I get asked this question many times in many different ways. Sometimes people are coy about it (“someone is expressing strategic interest – what should I do?”) other times people are clear and direct (“someone wants to acquire my company – help!”).
David Cohen, the CEO of TechStars, has encountered this many times. Before starting TechStars, he was an entrepreneur who sold his company to a public company after running it with a partner for a decade. He then started a few more companies, including one that failed and one that was acquired. Finally, he started TechStars and of the 28 companies from the first three programs (there have now been 126 companies that have gone through the program to date) 8 have been acquired. He’s also invested in a number of companies as an angel investor and I know of at least a half dozen that have been acquired.
He’s got awesome advice in a blog post titled You have acquisition interest – now what? His 10 step process is:
- Assess the acquirer
- Notify the board
- Set your number
- Engage the acquirer
- Ask for the ballpark offer
- Identify mentors
- Assess the ballpark offer
- Get to know them and answer their questions.
- Push for a term sheet
Go read the post now. It’s excellent and I plan to refer people to it often whenever this question comes up.
In today’s installment of our convertible debt series, we cover a specific case where the company is acquired before the debt converts into equity. There are a few different scenarios.
The lender gets its money back plus interest. If there is no specific language addressing this situation, this is what usually ends up happening. In this case, the convertible debt document doesn’t allow the debt to convert into anything, but at the same time mandates that upon a sale the debt must be paid off. So the lenders don’t see any of the upside on the acquisition. The potential bad news is that if the merger is an all stock deal, the company will need to find a way to find cash to pay back the loan or negotiate a way for the acquiring company to deal with the debt.
The lender gets its money back, plus interest plus a multiple of the original principle amount. In this case, the documents dictate that the company will pay back outstanding principle plus interest and then a multiple on the original investment. Usually we see 2-3x, but in later stage companies, this multiple can be even higher. Typical language follows.
Sale of the Company: If a Qualified Financing has not occurred and the Company elects to consummate a sale of the Company prior to the Maturity Date, then notwithstanding any provision of the Notes to the contrary (i) the Company will give the Investors at least five days prior written notice of the anticipated closing date of such sale of the Company and (ii) the Company will pay the holder of each Note an aggregate amount equal to _____ times the aggregate amount of principal and interest then outstanding under such Note in full satisfaction of the Company’s obligations under such Note.

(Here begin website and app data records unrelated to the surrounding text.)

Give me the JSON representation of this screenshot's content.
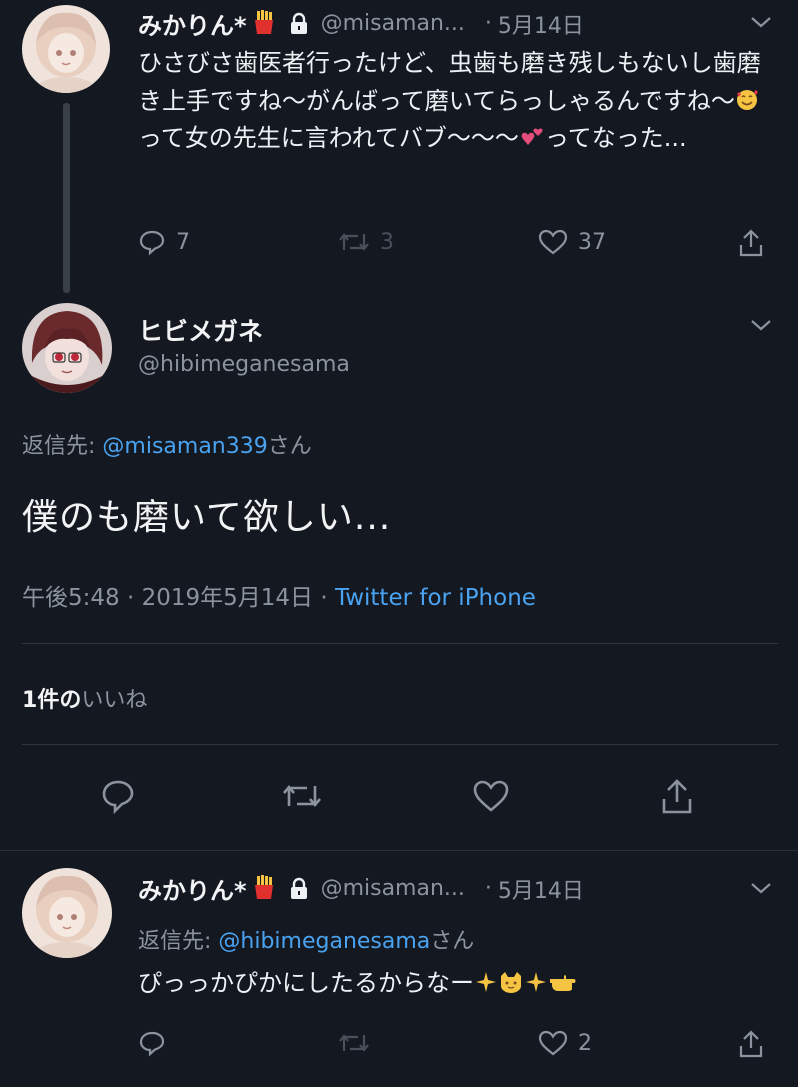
{
  "tweets": [
    {
      "display_name": "みかりん*",
      "name_badge_icon": "fries-emoji",
      "locked": true,
      "handle": "@misaman...",
      "separator": "·",
      "date": "5月14日",
      "text_segments": [
        "ひさびさ歯医者行ったけど、虫歯も磨き残しもないし歯磨き上手ですね〜がんばって磨いてらっしゃるんですね〜",
        "って女の先生に言われてバブ〜〜〜",
        "ってなった..."
      ],
      "text_emojis": [
        "smiling-face-with-hearts-emoji",
        "two-hearts-emoji"
      ],
      "replies": "7",
      "retweets": "3",
      "likes": "37"
    },
    {
      "display_name": "ヒビメガネ",
      "handle": "@hibimeganesama",
      "reply_prefix": "返信先: ",
      "reply_mention": "@misaman339",
      "reply_suffix": "さん",
      "text": "僕のも磨いて欲しい...",
      "time": "午後5:48",
      "meta_separator": " · ",
      "full_date": "2019年5月14日",
      "source": "Twitter for iPhone",
      "like_count": "1",
      "like_label_1": "件の",
      "like_label_2": "いいね"
    },
    {
      "display_name": "みかりん*",
      "name_badge_icon": "fries-emoji",
      "locked": true,
      "handle": "@misaman...",
      "separator": "·",
      "date": "5月14日",
      "reply_prefix": "返信先: ",
      "reply_mention": "@hibimeganesama",
      "reply_suffix": "さん",
      "text": "ぴっっかぴかにしたるからなー",
      "text_emojis": [
        "sparkles-emoji",
        "cat-face-emoji",
        "sparkles-emoji",
        "pointing-hand-emoji"
      ],
      "replies": "",
      "retweets": "",
      "likes": "2"
    }
  ],
  "colors": {
    "background": "#141821",
    "text": "#eef1f4",
    "secondary": "#8b949e",
    "link": "#4aa3f0"
  }
}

Some sort of conversion does occur. In the case of an early-stage startup that hasn’t issued preferred stock yet, the debt converts into stock of the acquiring company (if it’s a stock deal) at a valuation subject to a cap. If it’s not a stock deal, then one normally sees one of the above scenarios.
With later stage companies, the investors usually structure the convertible notes to have the most flexibility. They either get a multiple payout on the debt, or get the equity upside based on the previous preferred round price. Note that if the acquisition price is low, the holders of the debt may usually opt out of conversion and demand cash payment on the notes.
While in many cases issuing convertible debt is often easier to deal with than issuing equity, the one situation where this often becomes complex is an acquisition while the debt is outstanding. Our strong advice is to address how the debt will be handled in an acquisition in the documents.